Rain exposes flooding problems in Midtown
DAYTONA TIMES — Flooding issues were causing havoc in areas across Daytona Beach on Wednesday and the Black community seemed to suffer a heavy brunt of it. Intermittent rain over the past few days created such a problem that residents were complaining about street flooding and one resident said her car was almost ruined from the water.
By Andreas Butler
Flooding issues were causing havoc in areas across Daytona Beach on Wednesday and the Black community seemed to suffer a heavy brunt of it.
Intermittent rain over the past few days created such a problem that residents were complaining about street flooding and one resident said her car was almost ruined from the water.
Part of the problem was a canal blockage.
Late Wednesday afternoon, conditions had worsened near Campbell Middle School, the Caroline Village housing development and Garden Apartments.
Other streets in the area, including Keech, Carolina, South and Jean Streets as well as Orange Avenue, had flooded. The flooding also was impacting businesses along Orange Avenue as well as the police substation.
Always a concern
Karen Martinez, who lives in Carolina Village, has experienced it before.
She stood patiently waiting for the bus on Keech Street across from the intersection with Caroline Street near Campbell Middle School and the Caroline Village housing complex.
On her way to pick up her granddaughter, Martinez had to stand almost in the middle of the street due to water covering the sidewalk where the bus stop was located.
“I am always concerned about flooding any time a hurricane, thunderstorm or heavy rain comes,” she told the Daytona Times.
By the end of the day, the area where Martinez had stood, was underwater.
“It gets so bad sometimes that it floods inside my apartment. They said they fixed the sewers, but I don’t know what they did,’’ she said.
The cause of flooding in the area between Nova Road, Bellevue, Orange Avenue and Caroline Street was attributed to the Nova Canal, which is the canal that runs along Nova Road.
City officials said that work crews were in the area working on a canal blockage.
Overflowed onto street
City of Daytona Beach spokesperson Susan Cerbone said via email on Wednesday, “The Nova Canal is managed by the Florida Department of Transportation (FDOT). Earlier today a blockage – vegetation and debris – in the canal was identified in the area near Beville Road. A contractor, hired by FDOT, is clearing it out now. It will take about 4.5 hours to clear.”
“The blockage coupled with heavy periods of rainfall caused the Nova Canal to overflow onto the Jean Street area earlier today. With the amount of rain tapering off and the obstruction being removed, the levels of the canal are expected to recede.”
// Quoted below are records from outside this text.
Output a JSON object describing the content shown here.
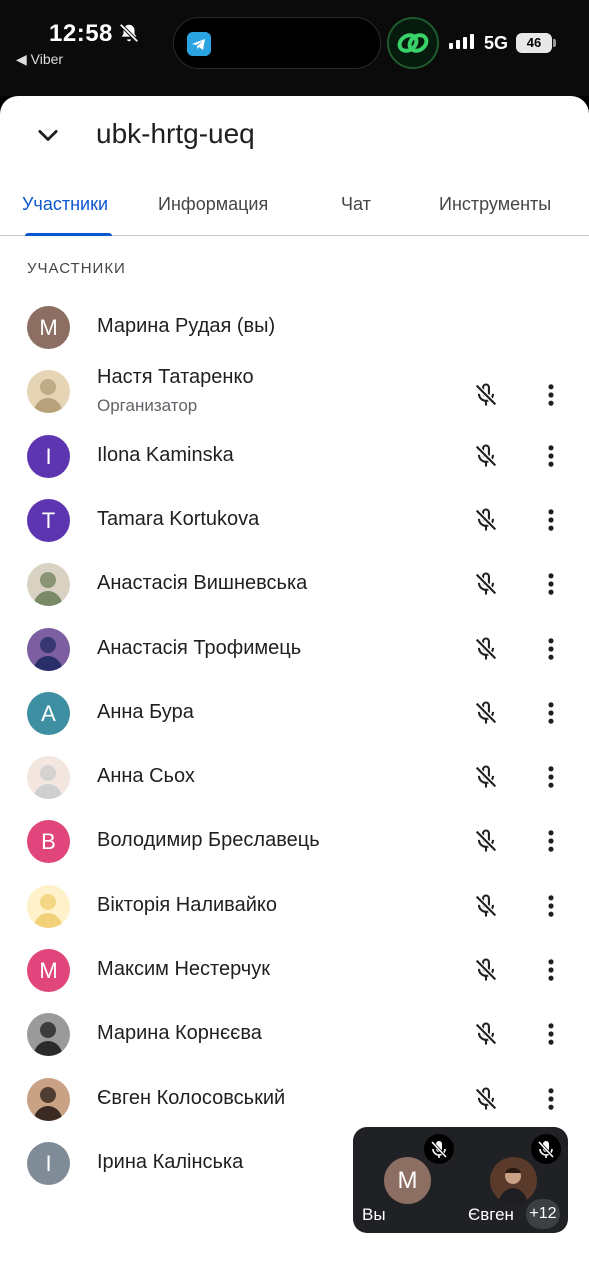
{
  "status_bar": {
    "time": "12:58",
    "back_app": "◀ Viber",
    "network": "5G",
    "battery": "46"
  },
  "header": {
    "meeting_code": "ubk-hrtg-ueq"
  },
  "tabs": [
    {
      "label": "Участники",
      "active": true
    },
    {
      "label": "Информация",
      "active": false
    },
    {
      "label": "Чат",
      "active": false
    },
    {
      "label": "Инструменты",
      "active": false
    }
  ],
  "section_label": "УЧАСТНИКИ",
  "participants": [
    {
      "name": "Марина Рудая (вы)",
      "initial": "М",
      "avatar_color": "#8d6e63",
      "photo": false,
      "controls": false
    },
    {
      "name": "Настя Татаренко",
      "role": "Организатор",
      "photo": true,
      "controls": true
    },
    {
      "name": "Ilona Kaminska",
      "initial": "I",
      "avatar_color": "#5e35b1",
      "photo": false,
      "controls": true
    },
    {
      "name": "Tamara Kortukova",
      "initial": "T",
      "avatar_color": "#5e35b1",
      "photo": false,
      "controls": true
    },
    {
      "name": "Анастасія Вишневська",
      "photo": true,
      "controls": true
    },
    {
      "name": "Анастасія Трофимець",
      "photo": true,
      "controls": true
    },
    {
      "name": "Анна Бура",
      "initial": "A",
      "avatar_color": "#3f8fa3",
      "photo": false,
      "controls": true
    },
    {
      "name": "Анна Сьох",
      "photo": true,
      "controls": true
    },
    {
      "name": "Володимир Бреславець",
      "initial": "B",
      "avatar_color": "#e0457b",
      "photo": false,
      "controls": true
    },
    {
      "name": "Вікторія Наливайко",
      "photo": true,
      "controls": true
    },
    {
      "name": "Максим Нестерчук",
      "initial": "M",
      "avatar_color": "#e0457b",
      "photo": false,
      "controls": true
    },
    {
      "name": "Марина Корнєєва",
      "photo": true,
      "controls": true
    },
    {
      "name": "Євген Колосовський",
      "photo": true,
      "controls": true
    },
    {
      "name": "Ірина Калінська",
      "initial": "I",
      "avatar_color": "#7f8c97",
      "photo": false,
      "controls": false
    }
  ],
  "pip": {
    "self_label": "Вы",
    "self_initial": "М",
    "other_label": "Євген",
    "more_count": "+12"
  }
}
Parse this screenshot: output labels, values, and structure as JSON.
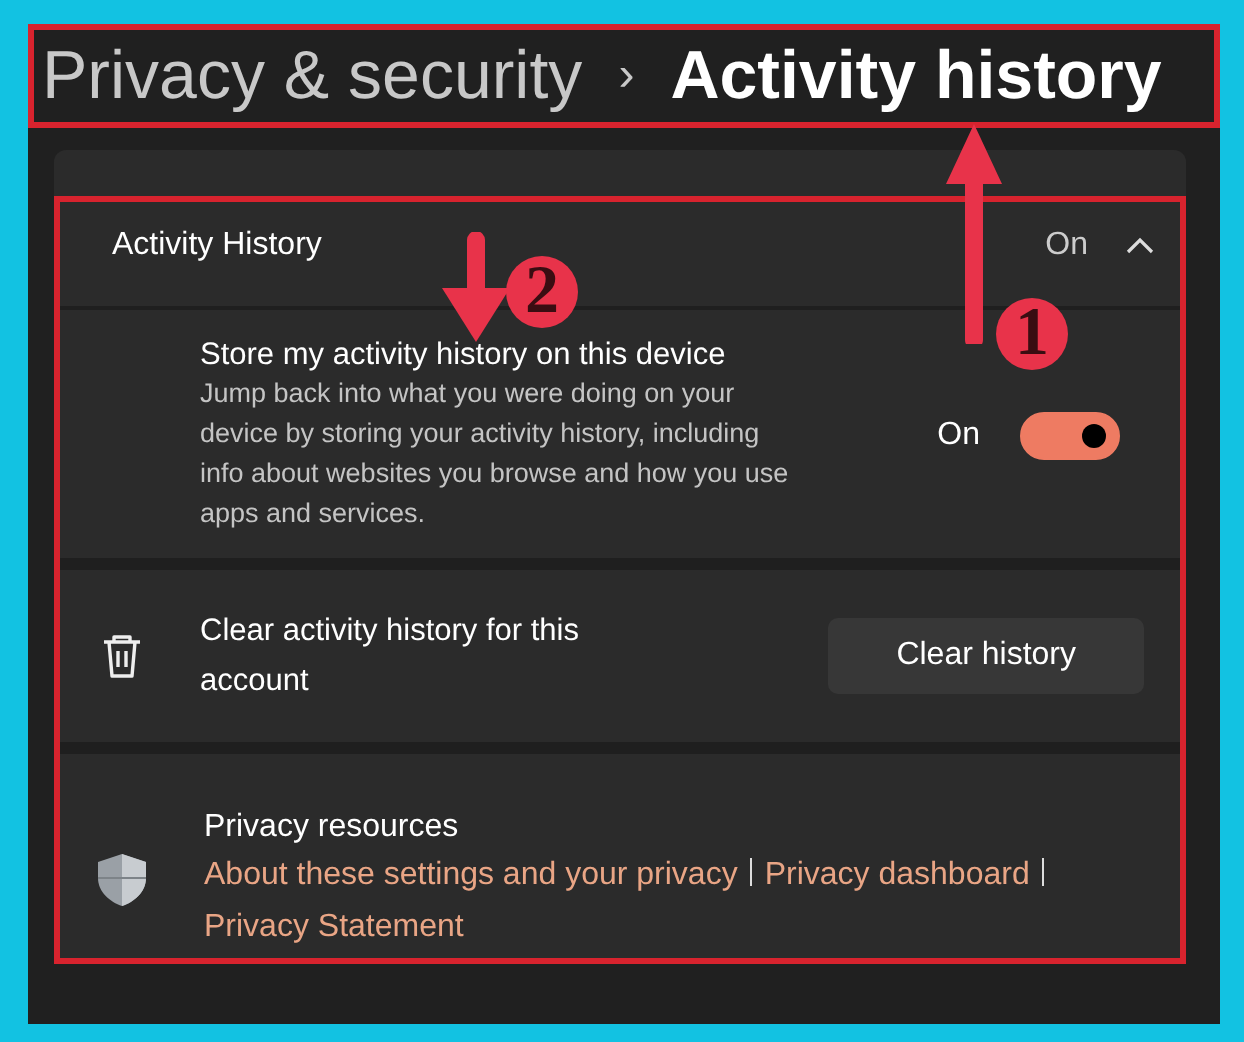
{
  "breadcrumb": {
    "parent": "Privacy & security",
    "separator": "›",
    "current": "Activity history"
  },
  "section": {
    "title": "Activity History",
    "status": "On",
    "expanded": true,
    "store": {
      "title": "Store my activity history on this device",
      "description": "Jump back into what you were doing on your device by storing your activity history, including info about websites you browse and how you use apps and services.",
      "toggle_label": "On",
      "on": true
    },
    "clear": {
      "title": "Clear activity history for this account",
      "button": "Clear history"
    },
    "resources": {
      "title": "Privacy resources",
      "links": [
        "About these settings and your privacy",
        "Privacy dashboard",
        "Privacy Statement"
      ]
    }
  },
  "markers": [
    {
      "label": "1"
    },
    {
      "label": "2"
    }
  ]
}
Flooding also happened near Daytona State College, Madison Avenue, North Sttreet and nearby streets.
‘Like a pool’
Tomekie Morrison lives between Mason Avenue and North Street.
“This rain and flooding is just terrible. It seems to have come from nowhere. I can’t even go anywhere,” she related.
Morrison also had a close call and almost lost her vehicle to flood damage.
“My car almost got stuck in the water. I was going to go to the Sunoco on Mason by the Seabreeze Bridge near the railroad tracks, but it was like a pool with so much water. So many cars were trying to get over the railroad tracks I just turned around,” expressed Morrison.
City officials say there are some projects in the works that will help with flooding.
The Martin Luther King Jr. road project from Orange Avenue to International Speedway Boulevard is one of them. Construction is ongoing between Magnolia Avenue and El Dorado Street.
The $2.6-million-dollar project will completely resurface the road, improve utilities, improve and add decorative lighting, improve utility poles, fix water mains, redo underground pipes, and man holes.
The city, along with the county and other municipalities, had pushed for the half-cent sales tax, which they said would have provided more than $42 million countywide for such projects, including $3.7 million per year for Daytona Beach and $74 million over a 20-year span.
Voters rejected the measure in a special election in May.
“The MLK streetscape addresses antiquated stormwater utilities and the Orange Avenue project did the same thing. Both projects expanded the capacity of the system,” Cerbone noted.
“A few years ago, we upgraded the drainage system on South Street, which also directly benefits the Midtown area. If you recall, improving the drainage system in Midtown was a major component in our plan for the half-cent sales tax initiative,” she added.
The area is also seeing records rainfall amounts due to a low-pressure system moving through east Central Florida, according to the National Weather Service located in Melbourne.
It reported that Volusia County received around 3 inches of rainfall on Wednesday and 2 to 3 on Tuesday. Rain was expected to continue into Friday.
This article originally appeared in the Daytona Times.